Even in 1969, social geographers in Germany (Ruppert and Schaffer 1969) believed that easily accessible recreational areas close to a town were more important than the outdoor recreation during a year’s holiday (Fliedner 1993). The suitability of open spaces and landscapes for recreation has since been analysed in many studies (e. g. Nohl 1981, 1984). Following this research, open space qualities such as naturalness and diversity, specific characteristics of the site, possibilities for “appropriation activities”, accessibility and usability contribute to recreation of adults. The results of this study show that this obviously also holds true for urban-industrial woodlands.

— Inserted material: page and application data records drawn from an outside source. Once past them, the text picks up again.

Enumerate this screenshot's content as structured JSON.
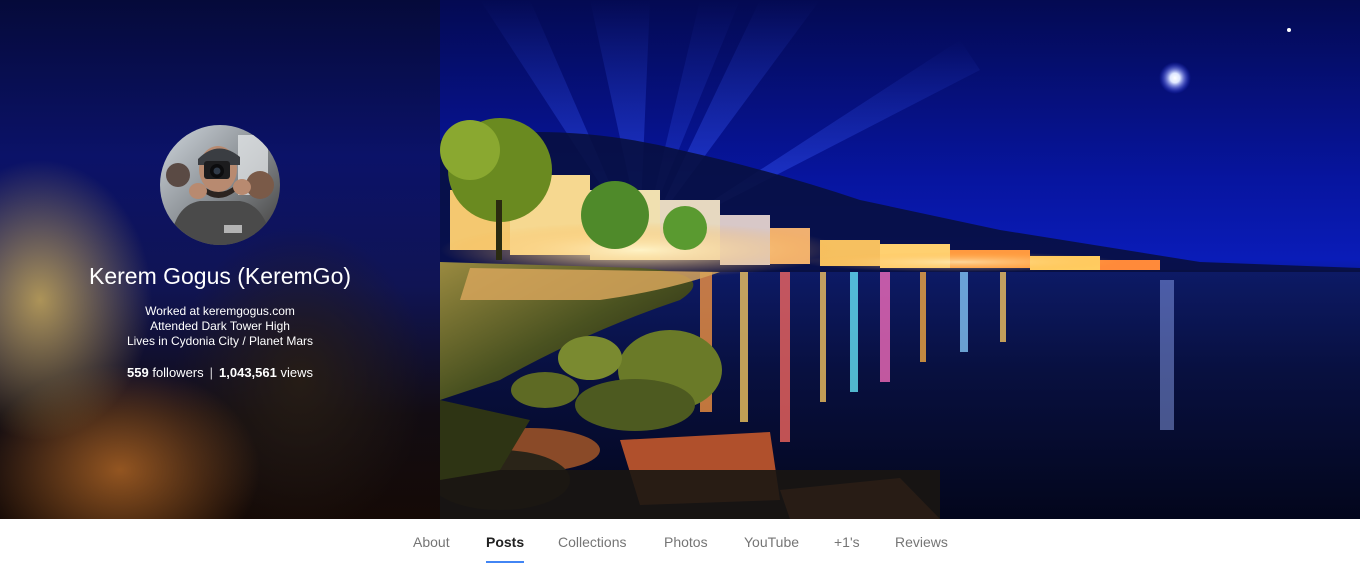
{
  "profile": {
    "name": "Kerem Gogus (KeremGo)",
    "work": "Worked at keremgogus.com",
    "education": "Attended Dark Tower High",
    "location": "Lives in Cydonia City / Planet Mars",
    "followers_count": "559",
    "followers_label": "followers",
    "separator": "|",
    "views_count": "1,043,561",
    "views_label": "views"
  },
  "tabs": [
    {
      "label": "About",
      "active": false
    },
    {
      "label": "Posts",
      "active": true
    },
    {
      "label": "Collections",
      "active": false
    },
    {
      "label": "Photos",
      "active": false
    },
    {
      "label": "YouTube",
      "active": false
    },
    {
      "label": "+1's",
      "active": false
    },
    {
      "label": "Reviews",
      "active": false
    }
  ],
  "colors": {
    "tab_active_underline": "#4285f4",
    "tab_active_text": "#212121",
    "tab_inactive_text": "#757575"
  }
}
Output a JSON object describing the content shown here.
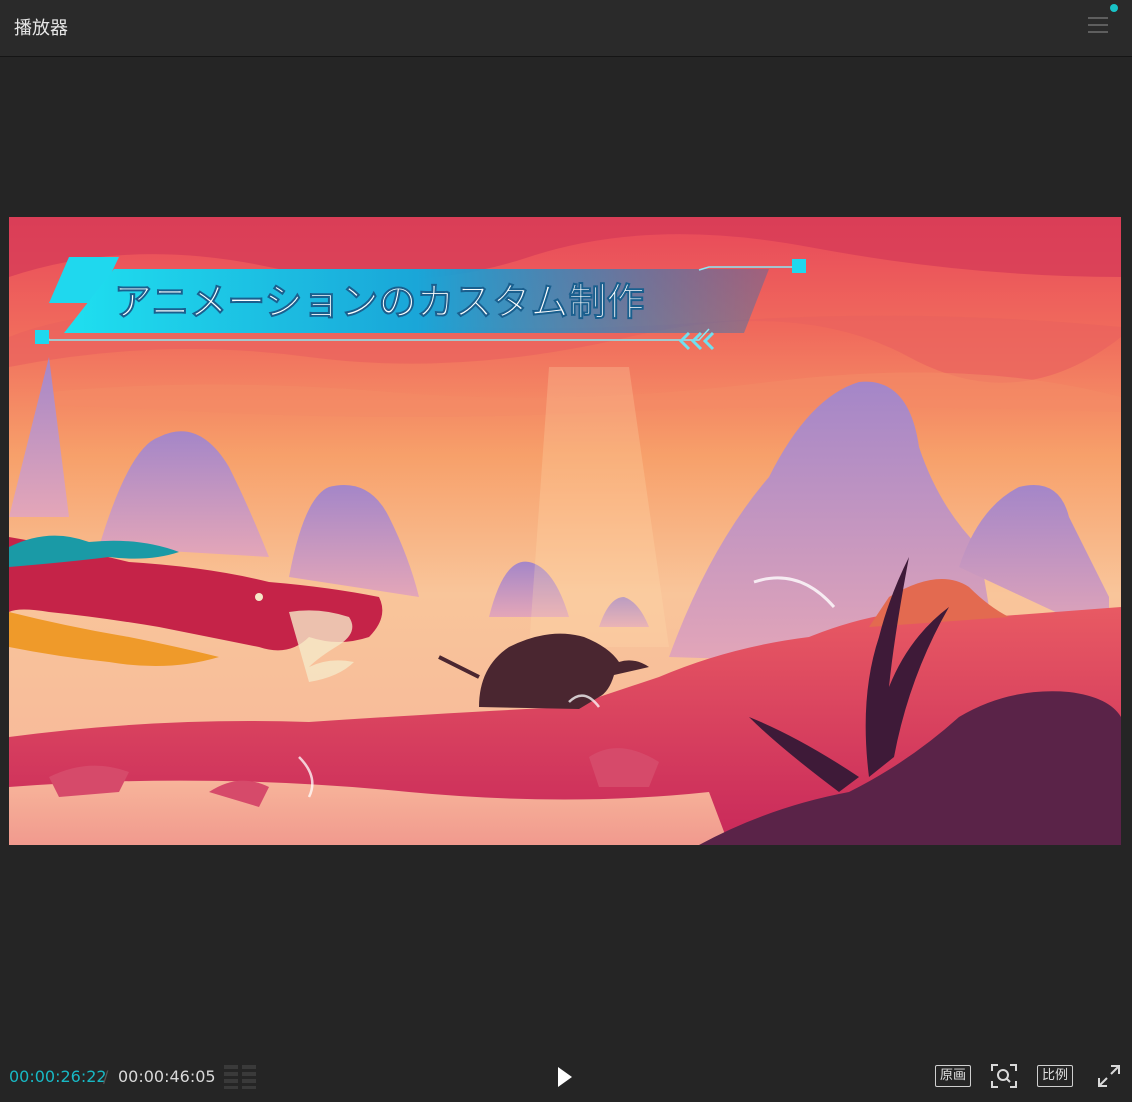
{
  "window": {
    "title": "播放器"
  },
  "header": {
    "menu_icon": "hamburger-menu-icon",
    "notification_color": "#19c3c7"
  },
  "video": {
    "title_overlay": "アニメーションのカスタム制作",
    "accent_color": "#19c3c7"
  },
  "controls": {
    "current_time": "00:00:26:22",
    "separator": "/",
    "total_time": "00:00:46:05",
    "original_label": "原画",
    "ratio_label": "比例",
    "current_time_color": "#18b8c4",
    "icons": [
      "waveform-icon",
      "play-icon",
      "zoom-icon",
      "fullscreen-icon"
    ]
  }
}
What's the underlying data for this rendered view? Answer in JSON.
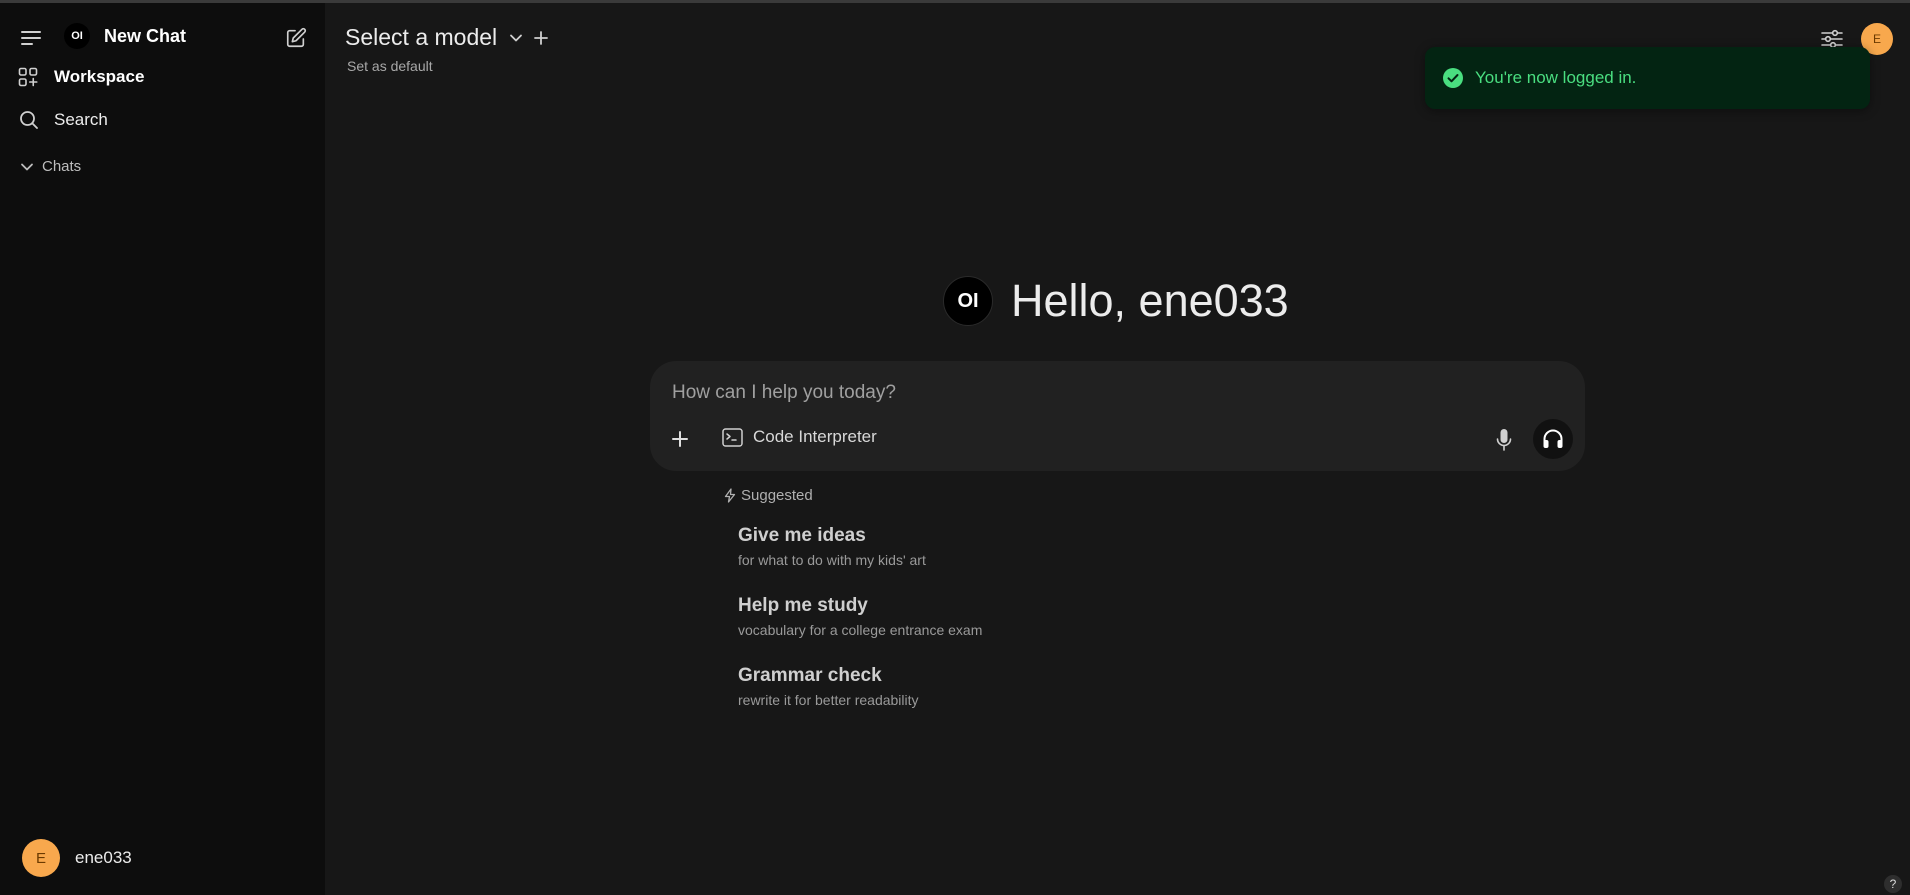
{
  "sidebar": {
    "title": "New Chat",
    "logo_text": "OI",
    "items": [
      {
        "label": "Workspace",
        "icon": "grid-plus-icon"
      },
      {
        "label": "Search",
        "icon": "search-icon"
      }
    ],
    "chats_label": "Chats",
    "user": {
      "initial": "E",
      "name": "ene033"
    }
  },
  "header": {
    "model_title": "Select a model",
    "set_default": "Set as default",
    "avatar_initial": "E"
  },
  "toast": {
    "message": "You're now logged in."
  },
  "greeting": {
    "logo_text": "OI",
    "text": "Hello, ene033"
  },
  "composer": {
    "placeholder": "How can I help you today?",
    "code_interpreter_label": "Code Interpreter"
  },
  "suggested": {
    "label": "Suggested",
    "items": [
      {
        "title": "Give me ideas",
        "subtitle": "for what to do with my kids' art"
      },
      {
        "title": "Help me study",
        "subtitle": "vocabulary for a college entrance exam"
      },
      {
        "title": "Grammar check",
        "subtitle": "rewrite it for better readability"
      }
    ]
  },
  "help": {
    "label": "?"
  },
  "colors": {
    "sidebar_bg": "#0d0d0d",
    "main_bg": "#171717",
    "composer_bg": "#212121",
    "avatar": "#f8a84d",
    "toast_bg": "#032412",
    "toast_text": "#4ade80"
  }
}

Compared to the survey from 1997 (Table 1), leisure activities of adults increased in 2003 (Table 2) while children’s play and adolescents’ activities decreased. This shows that the project fields have developed into established and accepted open spaces and have shaped the post-industrial urban landscape of the Ruhr (Fig. 3).
Table 2. Activities in the “Industriewald Rheinelbe” (results of 120 hours of observations and mappings carried out over 24 days in Gelsenkirchen in the summer of 2003)
Fig. 3. “Industriewald Rheinelbe” – Spatial distribution of observed activities in 2003